There have been other ospreys flying around, and both Dover and Sagle fiercely protect their nest, together, from intruders. Each day brings them closer to beginning their new lives away from their parents and becoming independent adults.
We should still be able to enjoy them for another week or so until they decide to start their migration at any day now, or in early September. (Screen captures by Robin Werner)
Our osprey couple have a pair of chicks now hatched out and thriving. Nestwatcher Robin Werner writes:
Busy times on the nest now that two of the eggs have hatched. On June 6 nest watchers were treated to not only one hatch but TWO hatches, that came just four hours apart.
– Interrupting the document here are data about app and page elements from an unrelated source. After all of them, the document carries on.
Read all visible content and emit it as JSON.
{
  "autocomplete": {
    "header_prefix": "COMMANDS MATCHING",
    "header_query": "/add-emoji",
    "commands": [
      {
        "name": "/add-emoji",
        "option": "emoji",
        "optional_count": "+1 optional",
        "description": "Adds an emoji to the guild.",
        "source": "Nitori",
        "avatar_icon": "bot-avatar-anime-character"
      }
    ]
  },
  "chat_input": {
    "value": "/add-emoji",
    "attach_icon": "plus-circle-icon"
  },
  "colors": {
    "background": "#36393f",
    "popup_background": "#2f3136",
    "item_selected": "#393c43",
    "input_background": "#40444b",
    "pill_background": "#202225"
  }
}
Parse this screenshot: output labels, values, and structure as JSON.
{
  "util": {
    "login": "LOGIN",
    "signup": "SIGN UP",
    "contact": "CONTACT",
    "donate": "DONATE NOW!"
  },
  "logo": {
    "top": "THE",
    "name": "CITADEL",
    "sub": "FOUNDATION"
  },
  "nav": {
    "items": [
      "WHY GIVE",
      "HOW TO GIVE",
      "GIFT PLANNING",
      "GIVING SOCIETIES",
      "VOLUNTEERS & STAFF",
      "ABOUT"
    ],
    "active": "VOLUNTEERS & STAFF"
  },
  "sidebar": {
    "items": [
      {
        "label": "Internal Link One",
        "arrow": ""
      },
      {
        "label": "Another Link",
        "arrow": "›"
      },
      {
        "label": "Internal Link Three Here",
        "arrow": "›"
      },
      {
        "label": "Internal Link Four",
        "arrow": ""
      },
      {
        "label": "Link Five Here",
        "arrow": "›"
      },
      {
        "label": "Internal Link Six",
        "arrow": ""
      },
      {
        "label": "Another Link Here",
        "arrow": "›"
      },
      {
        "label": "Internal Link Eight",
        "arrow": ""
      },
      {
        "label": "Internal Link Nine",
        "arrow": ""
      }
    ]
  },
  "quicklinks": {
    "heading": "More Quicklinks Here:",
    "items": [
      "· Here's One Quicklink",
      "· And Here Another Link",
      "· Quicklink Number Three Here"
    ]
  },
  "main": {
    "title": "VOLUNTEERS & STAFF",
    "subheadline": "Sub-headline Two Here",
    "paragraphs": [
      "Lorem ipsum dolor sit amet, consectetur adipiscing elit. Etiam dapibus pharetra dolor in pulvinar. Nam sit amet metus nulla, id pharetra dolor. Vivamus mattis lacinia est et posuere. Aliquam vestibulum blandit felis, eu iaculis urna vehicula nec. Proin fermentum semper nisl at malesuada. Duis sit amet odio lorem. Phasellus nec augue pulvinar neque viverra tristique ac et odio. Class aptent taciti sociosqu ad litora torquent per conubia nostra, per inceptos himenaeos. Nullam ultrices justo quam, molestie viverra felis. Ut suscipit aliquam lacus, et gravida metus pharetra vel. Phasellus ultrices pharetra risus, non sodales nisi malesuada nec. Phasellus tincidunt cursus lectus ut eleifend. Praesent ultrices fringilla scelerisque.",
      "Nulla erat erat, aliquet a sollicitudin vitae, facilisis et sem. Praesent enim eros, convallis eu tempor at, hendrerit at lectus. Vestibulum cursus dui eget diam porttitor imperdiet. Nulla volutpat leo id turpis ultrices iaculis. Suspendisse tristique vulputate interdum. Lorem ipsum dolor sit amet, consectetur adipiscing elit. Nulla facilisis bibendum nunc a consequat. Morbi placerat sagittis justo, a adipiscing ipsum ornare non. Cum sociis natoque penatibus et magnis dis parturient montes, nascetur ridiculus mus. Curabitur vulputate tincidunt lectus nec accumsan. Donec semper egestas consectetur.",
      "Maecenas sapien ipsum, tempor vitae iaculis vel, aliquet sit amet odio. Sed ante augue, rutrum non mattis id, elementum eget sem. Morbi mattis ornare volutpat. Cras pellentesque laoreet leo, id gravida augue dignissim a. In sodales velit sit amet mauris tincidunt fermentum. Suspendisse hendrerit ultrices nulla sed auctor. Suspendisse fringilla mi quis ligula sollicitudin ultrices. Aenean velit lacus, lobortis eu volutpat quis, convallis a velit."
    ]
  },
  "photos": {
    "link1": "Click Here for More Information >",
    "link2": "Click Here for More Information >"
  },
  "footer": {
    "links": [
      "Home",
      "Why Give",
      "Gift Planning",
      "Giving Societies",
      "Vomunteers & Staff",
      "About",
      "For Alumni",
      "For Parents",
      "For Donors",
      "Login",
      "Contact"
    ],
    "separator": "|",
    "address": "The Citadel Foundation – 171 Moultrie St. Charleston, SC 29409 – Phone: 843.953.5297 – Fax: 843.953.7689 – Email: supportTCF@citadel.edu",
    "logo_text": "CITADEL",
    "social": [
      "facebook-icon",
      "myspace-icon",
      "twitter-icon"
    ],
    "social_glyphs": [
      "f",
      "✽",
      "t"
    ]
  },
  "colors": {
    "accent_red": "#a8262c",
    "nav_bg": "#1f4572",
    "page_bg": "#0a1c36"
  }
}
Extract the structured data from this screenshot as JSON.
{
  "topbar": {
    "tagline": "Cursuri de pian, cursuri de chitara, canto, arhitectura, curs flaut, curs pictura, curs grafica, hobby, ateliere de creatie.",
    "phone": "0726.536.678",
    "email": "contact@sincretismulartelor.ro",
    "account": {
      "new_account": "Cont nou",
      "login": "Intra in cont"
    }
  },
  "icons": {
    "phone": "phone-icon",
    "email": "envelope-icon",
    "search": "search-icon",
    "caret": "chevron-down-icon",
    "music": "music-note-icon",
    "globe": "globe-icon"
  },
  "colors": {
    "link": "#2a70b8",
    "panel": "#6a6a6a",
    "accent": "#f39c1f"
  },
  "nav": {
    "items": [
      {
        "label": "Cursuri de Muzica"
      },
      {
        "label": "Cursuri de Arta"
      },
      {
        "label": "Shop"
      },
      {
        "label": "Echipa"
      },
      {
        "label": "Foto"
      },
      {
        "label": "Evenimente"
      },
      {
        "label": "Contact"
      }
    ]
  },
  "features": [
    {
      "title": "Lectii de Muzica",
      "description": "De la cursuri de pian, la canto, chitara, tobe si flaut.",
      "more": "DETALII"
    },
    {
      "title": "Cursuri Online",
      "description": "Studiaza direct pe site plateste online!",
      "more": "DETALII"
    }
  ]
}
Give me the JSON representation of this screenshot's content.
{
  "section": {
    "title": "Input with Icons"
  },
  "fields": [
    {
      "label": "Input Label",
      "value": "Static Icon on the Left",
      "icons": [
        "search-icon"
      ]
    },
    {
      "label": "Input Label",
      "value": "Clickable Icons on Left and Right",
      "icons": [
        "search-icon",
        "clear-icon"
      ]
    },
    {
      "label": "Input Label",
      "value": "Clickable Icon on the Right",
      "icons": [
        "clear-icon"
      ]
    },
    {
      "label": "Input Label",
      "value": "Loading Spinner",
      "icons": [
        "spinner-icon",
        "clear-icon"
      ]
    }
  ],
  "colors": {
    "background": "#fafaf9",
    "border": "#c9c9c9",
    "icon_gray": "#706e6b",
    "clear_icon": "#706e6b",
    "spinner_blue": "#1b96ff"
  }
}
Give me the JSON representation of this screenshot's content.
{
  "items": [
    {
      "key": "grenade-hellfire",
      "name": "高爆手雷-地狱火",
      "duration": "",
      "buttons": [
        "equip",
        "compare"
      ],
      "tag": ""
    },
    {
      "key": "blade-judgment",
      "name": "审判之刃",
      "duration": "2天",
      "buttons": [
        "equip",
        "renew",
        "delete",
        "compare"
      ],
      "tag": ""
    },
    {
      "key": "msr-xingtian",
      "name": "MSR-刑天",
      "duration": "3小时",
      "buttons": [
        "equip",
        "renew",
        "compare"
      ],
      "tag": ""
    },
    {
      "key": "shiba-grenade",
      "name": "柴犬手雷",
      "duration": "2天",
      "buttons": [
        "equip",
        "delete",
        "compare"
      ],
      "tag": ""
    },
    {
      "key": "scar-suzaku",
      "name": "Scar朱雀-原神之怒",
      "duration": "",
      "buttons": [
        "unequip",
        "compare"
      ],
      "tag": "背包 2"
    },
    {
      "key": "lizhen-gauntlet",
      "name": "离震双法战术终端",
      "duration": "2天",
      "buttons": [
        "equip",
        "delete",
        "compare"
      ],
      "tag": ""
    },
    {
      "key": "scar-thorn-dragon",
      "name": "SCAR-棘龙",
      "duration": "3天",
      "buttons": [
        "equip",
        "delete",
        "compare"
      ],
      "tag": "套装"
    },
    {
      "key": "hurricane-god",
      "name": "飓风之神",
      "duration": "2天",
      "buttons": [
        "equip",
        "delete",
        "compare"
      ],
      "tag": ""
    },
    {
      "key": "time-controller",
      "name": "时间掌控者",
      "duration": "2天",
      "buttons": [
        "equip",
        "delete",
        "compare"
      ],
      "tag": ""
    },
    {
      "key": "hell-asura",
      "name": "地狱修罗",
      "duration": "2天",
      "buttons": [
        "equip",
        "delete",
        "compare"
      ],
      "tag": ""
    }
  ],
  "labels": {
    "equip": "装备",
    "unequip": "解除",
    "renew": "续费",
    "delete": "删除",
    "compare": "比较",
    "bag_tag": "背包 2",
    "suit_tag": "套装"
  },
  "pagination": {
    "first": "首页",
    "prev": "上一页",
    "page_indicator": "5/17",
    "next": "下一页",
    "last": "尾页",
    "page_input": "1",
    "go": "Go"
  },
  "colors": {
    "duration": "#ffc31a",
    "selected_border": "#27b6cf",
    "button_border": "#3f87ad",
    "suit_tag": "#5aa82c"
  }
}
The first chick, named Sagle, hatched at 10:43 a.m. and the second chick, named Dover, hatched at 2:42 p.m. The third egg is not viable but has remained in the nest for now.
Both Sagle and Dover – named after those two communities adjacent to Sandpoint – are thriving and are currently in the “dino” stage, with a much darker look than the soft, gray, fluff, they started with. They are waddling around and beginning to show some personality. You’ll want to watch everyday as the chicks quickly grow and change.
With our osprey pair, Pete and Sandy, diligently incubating their eggs the past month, the first chick could hatch anytime this upcoming week. Here is a report from our Nestwatcher Robin Werner:
Our osprey couple have built a beautiful nest and now have three eggs. The eggs were laid exactly the same dates as last season: April 28, May 1 and May 4. If they stick with the same schedule as last year for hatching we could see our first hatch on June 6.
Keep your eyes peeled and look for any chance to view the eggs. A pip, or small hole, made by the chick’s egg tooth, (which is a small, white, hard point on the chick’s beak), will sometimes be visible and is the first sign that a chick is making its way into the world. The infrared on the cam provides a great contrast at night of black and white. If Sandy shows the eggs you can often see the black hole or cracks and know to keep watching! It won’t be too much longer and our wonderful osprey couple will be very busy, if all goes well, tending to 3 hungry chicks!